Carsten Höller at the Gerisch Foundation
||He brought live reindeer to the Hamburger Bahnhof, delighted visitors to the Tate Modern with a giant slide, and built a house for people and pigs at documenta X. Carsten Höller’s projects explore the boundaries between art and science, between experiment and exhibition. With his site-specific works, he evokes immediate emotional reactions that are often rooted in childhood memories. This is the case with his current Deutsche Bank-sponsored show at the Gerisch Foundation in the town of Neumünster in the German state of Schleswig-Holstein. The exhibition, entitled Problemspiel (Problem Game), is akin to a theme park. On the forest glade in front of Villa Wachholtz – the Art Nouveau building the foundation uses for its exhibition projects – a merry-go-round is turning. Next to it is a giant fly agaric is cut in half. In the villa there is a bright green reindeer baby, a playground for mice, and psychedelic photographs of leisures parks recalling an LSD trip.
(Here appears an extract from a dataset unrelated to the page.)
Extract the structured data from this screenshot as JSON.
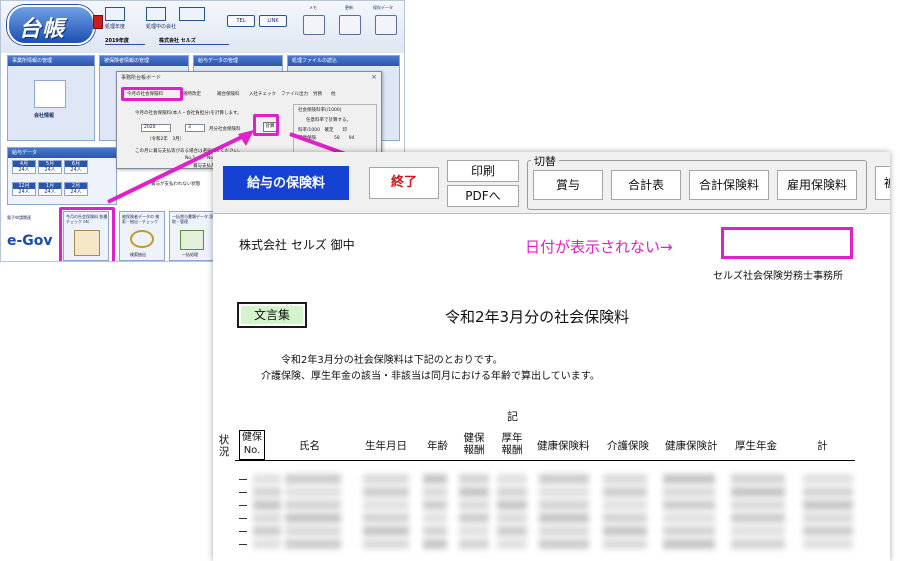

The occupation with the theme of expanding consciousness continues in a film that the artist shows of himself conducting a self-experiment. Höller eats fly agarics and documents their effect, which is between a hallucinatory illumination and nausea. Problemspiel investigates the dark drawbacks of human existence inscribed in an idyll. Höller’s life seems to have had a strong impact on his artistic strategy. He studied biology, specializing in agricultural science. Then he changed sides. Since then, Höller has posed his experimentally oriented questions using the means of art. His Problemspiel at the Gerisch Foundation will leave a lasting impression. Even after the exhibition ends, Höller’s 3.5-meter-high Giant Triple Mushroom will spring up in the so-called "Fairytale Forest" in the sculpture park there.
Carsten Höller, Problemspiel
June 19 – October 23, 2011
Gerisch Foundation, Neumünster
Open conversation with the artist: Sunday, September 25, 12 noon